A defense spending increase next year of roughly 5 percent after inflation, or half what Reagan wanted, although the proposed spending authority level of $268.6 billion provides more than a simple split-the-difference between Senate and House figures. Reagan's defense spending request for next year would be cut by roughly $12 billion, leaving an increase of $23 billion over anticipated defense spending for this year.

About $15 billion more domestic spending than Reagan wants and $8.5 billion as a "reserve," or contingency fund, to be allocated for recession relief programs only if the programs are authorized, which is considered doubtful in many cases.

The reserve would include funds for a new industrial development bank, health insurance for the unemployed, public works and public service jobs, protections against home and farm foreclosures and an extension of jobless benefits for the long-term unemployed.

In order to placate both liberals who want to spend the reserve funds and conservatives who don't, the conferees agreed to state the total budget figure and its projected deficit both with and without the reserve amount.

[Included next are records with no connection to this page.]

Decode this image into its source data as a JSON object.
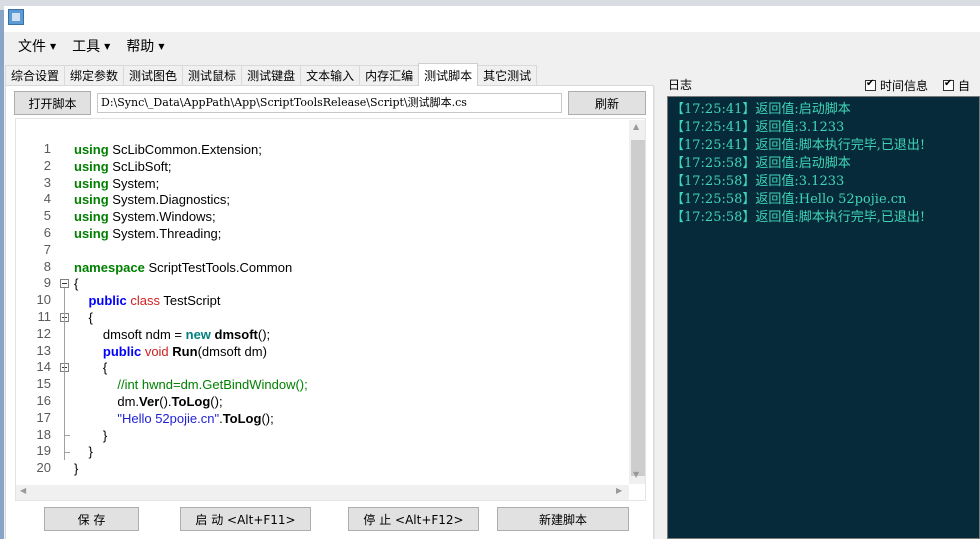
{
  "menu": [
    {
      "label": "文件"
    },
    {
      "label": "工具"
    },
    {
      "label": "帮助"
    }
  ],
  "tabs": [
    "综合设置",
    "绑定参数",
    "测试图色",
    "测试鼠标",
    "测试键盘",
    "文本输入",
    "内存汇编",
    "测试脚本",
    "其它测试"
  ],
  "active_tab": "测试脚本",
  "toolbar": {
    "open_label": "打开脚本",
    "path_value": "D:\\Sync\\_Data\\AppPath\\App\\ScriptToolsRelease\\Script\\测试脚本.cs",
    "refresh_label": "刷新"
  },
  "code": {
    "line_numbers": [
      "1",
      "2",
      "3",
      "4",
      "5",
      "6",
      "7",
      "8",
      "9",
      "10",
      "11",
      "12",
      "13",
      "14",
      "15",
      "16",
      "17",
      "18",
      "19",
      "20"
    ],
    "lines": [
      [
        {
          "t": "using",
          "c": "k-green"
        },
        {
          "t": " ScLibCommon.Extension;"
        }
      ],
      [
        {
          "t": "using",
          "c": "k-green"
        },
        {
          "t": " ScLibSoft;"
        }
      ],
      [
        {
          "t": "using",
          "c": "k-green"
        },
        {
          "t": " System;"
        }
      ],
      [
        {
          "t": "using",
          "c": "k-green"
        },
        {
          "t": " System.Diagnostics;"
        }
      ],
      [
        {
          "t": "using",
          "c": "k-green"
        },
        {
          "t": " System.Windows;"
        }
      ],
      [
        {
          "t": "using",
          "c": "k-green"
        },
        {
          "t": " System.Threading;"
        }
      ],
      [],
      [
        {
          "t": "namespace",
          "c": "k-green"
        },
        {
          "t": " ScriptTestTools.Common"
        }
      ],
      [
        {
          "t": "{"
        }
      ],
      [
        {
          "t": "    "
        },
        {
          "t": "public",
          "c": "k-blue"
        },
        {
          "t": " "
        },
        {
          "t": "class",
          "c": "k-red"
        },
        {
          "t": " TestScript"
        }
      ],
      [
        {
          "t": "    {"
        }
      ],
      [
        {
          "t": "        dmsoft ndm = "
        },
        {
          "t": "new",
          "c": "k-teal"
        },
        {
          "t": " "
        },
        {
          "t": "dmsoft",
          "c": "bold"
        },
        {
          "t": "();"
        }
      ],
      [
        {
          "t": "        "
        },
        {
          "t": "public",
          "c": "k-blue"
        },
        {
          "t": " "
        },
        {
          "t": "void",
          "c": "k-red"
        },
        {
          "t": " "
        },
        {
          "t": "Run",
          "c": "bold"
        },
        {
          "t": "(dmsoft dm)"
        }
      ],
      [
        {
          "t": "        {"
        }
      ],
      [
        {
          "t": "            "
        },
        {
          "t": "//int hwnd=dm.GetBindWindow();",
          "c": "cmt"
        }
      ],
      [
        {
          "t": "            dm."
        },
        {
          "t": "Ver",
          "c": "bold"
        },
        {
          "t": "()."
        },
        {
          "t": "ToLog",
          "c": "bold"
        },
        {
          "t": "();"
        }
      ],
      [
        {
          "t": "            "
        },
        {
          "t": "\"Hello 52pojie.cn\"",
          "c": "str"
        },
        {
          "t": "."
        },
        {
          "t": "ToLog",
          "c": "bold"
        },
        {
          "t": "();"
        }
      ],
      [
        {
          "t": "        }"
        }
      ],
      [
        {
          "t": "    }"
        }
      ],
      [
        {
          "t": "}"
        }
      ]
    ]
  },
  "buttons": {
    "save": "保    存",
    "start": "启    动 <Alt+F11>",
    "stop": "停    止 <Alt+F12>",
    "new_script": "新建脚本"
  },
  "log": {
    "title": "日志",
    "options": [
      {
        "label": "时间信息",
        "checked": true
      },
      {
        "label": "自",
        "checked": true
      }
    ],
    "lines": [
      "【17:25:41】返回值:启动脚本",
      "【17:25:41】返回值:3.1233",
      "【17:25:41】返回值:脚本执行完毕,已退出!",
      "【17:25:58】返回值:启动脚本",
      "【17:25:58】返回值:3.1233",
      "【17:25:58】返回值:Hello 52pojie.cn",
      "【17:25:58】返回值:脚本执行完毕,已退出!"
    ]
  }
}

Differences over the Senate's proposed Medicare savings were resolved by splitting the difference, although House conferees said the savings were not to be achieved by increasing costs to patients. Proposed restoration of food stamp spending that had been cut over the last two years was included in the reserve fund, subject to passage of authorizing legislation.

The budget is scheduled to be taken up Thursday in the House, where, according to Budget Committee Chairman James R. Jones (D-Okla.), the Democratic leadership has said it will wage a strong fight for passage over what is expected to be heavy Republican opposition.

In the Republican-controlled Senate, which passed its version of the budget by only a one-vote margin, Domenici said, "I think there's a reasonably good chance we can pass it," although it emphasized that "it won't be a cake-walk."

As they resumed work yesterday morning, the conferees approved a revised set of assumptions about the economy's likely performance next year that had the effect of slightly reducing the projected deficit for next year. In general, the new assumptions anticipate greater economic growth and less unemployment than had been predicted earlier by the Congressional Budget Office and incorporated in the Senate and House versions of the budget.

The expected growth rate for next year, after adjustment for inflation, was changed from 4.7 percent to 5.1 percent. The anticipated unemployment rate, projected at 9.8 percent last January, was reduced to 9.3 percent. The inflation forecast remained unchanged at 5 percent.

Rep. Jack Kemp (R-N.Y.), a House conferee, complained that the new projections weren't optimistic enough. "This is the year we were supposed to have a balanced budget, if you recall," responded Jones sarcastically, referring to Reagan's prediction that the budget would be balanced by 1984 because of economic growth stimulated by his tax-cut program.

Kemp argued that tax increases proposed in the new budget would impede growth, but Democrats contended that the tax hikes would contribute to recovery by decreasing the federal deficit and thereby taking pressure off interest rates.

Among the spending issues resolved yesterday was foreign aid, for which the budget compromise would allow $12.9 billion, about $250 million more than Reagan proposed. According to Rep. Stephen J. Solarz (D-N.Y.), the compromise would allow enough room for anticipated aid to Israel and Egypt without forcing cuts in aid programs to other countries. The conferees were rushing to finish work because their authority for the conference expired yesterday, and some feared that foes of the compromise might try to block a reauthorization of the conference by either of the two houses.